EXERCISE INSTRUCTIONS: Copy every line below exactly.

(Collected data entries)
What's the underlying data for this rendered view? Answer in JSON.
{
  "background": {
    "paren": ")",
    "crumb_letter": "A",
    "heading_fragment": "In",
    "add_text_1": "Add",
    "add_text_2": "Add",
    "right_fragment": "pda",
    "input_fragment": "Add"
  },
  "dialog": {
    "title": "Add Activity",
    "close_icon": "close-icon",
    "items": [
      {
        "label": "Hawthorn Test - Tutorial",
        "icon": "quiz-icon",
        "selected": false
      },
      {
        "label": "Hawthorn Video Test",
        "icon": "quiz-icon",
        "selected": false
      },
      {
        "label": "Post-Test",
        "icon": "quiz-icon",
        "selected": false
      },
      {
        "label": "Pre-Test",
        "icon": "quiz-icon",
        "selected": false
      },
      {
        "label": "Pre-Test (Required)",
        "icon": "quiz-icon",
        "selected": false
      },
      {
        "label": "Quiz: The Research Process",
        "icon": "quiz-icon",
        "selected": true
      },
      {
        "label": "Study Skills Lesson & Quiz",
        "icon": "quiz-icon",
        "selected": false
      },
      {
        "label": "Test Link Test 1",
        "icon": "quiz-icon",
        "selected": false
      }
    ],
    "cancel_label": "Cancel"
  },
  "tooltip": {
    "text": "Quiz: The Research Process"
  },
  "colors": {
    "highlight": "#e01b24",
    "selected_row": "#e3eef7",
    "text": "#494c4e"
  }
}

SOLUTION FOR THIS EXERCISE:
What's the underlying data for this rendered view? Answer in JSON.
{
  "background": {
    "paren": ")",
    "crumb_letter": "A",
    "heading_fragment": "In",
    "add_text_1": "Add",
    "add_text_2": "Add",
    "right_fragment": "pda",
    "input_fragment": "Add"
  },
  "dialog": {
    "title": "Add Activity",
    "close_icon": "close-icon",
    "items": [
      {
        "label": "Hawthorn Test - Tutorial",
        "icon": "quiz-icon",
        "selected": false
      },
      {
        "label": "Hawthorn Video Test",
        "icon": "quiz-icon",
        "selected": false
      },
      {
        "label": "Post-Test",
        "icon": "quiz-icon",
        "selected": false
      },
      {
        "label": "Pre-Test",
        "icon": "quiz-icon",
        "selected": false
      },
      {
        "label": "Pre-Test (Required)",
        "icon": "quiz-icon",
        "selected": false
      },
      {
        "label": "Quiz: The Research Process",
        "icon": "quiz-icon",
        "selected": true
      },
      {
        "label": "Study Skills Lesson & Quiz",
        "icon": "quiz-icon",
        "selected": false
      },
      {
        "label": "Test Link Test 1",
        "icon": "quiz-icon",
        "selected": false
      }
    ],
    "cancel_label": "Cancel"
  },
  "tooltip": {
    "text": "Quiz: The Research Process"
  },
  "colors": {
    "highlight": "#e01b24",
    "selected_row": "#e3eef7",
    "text": "#494c4e"
  }
}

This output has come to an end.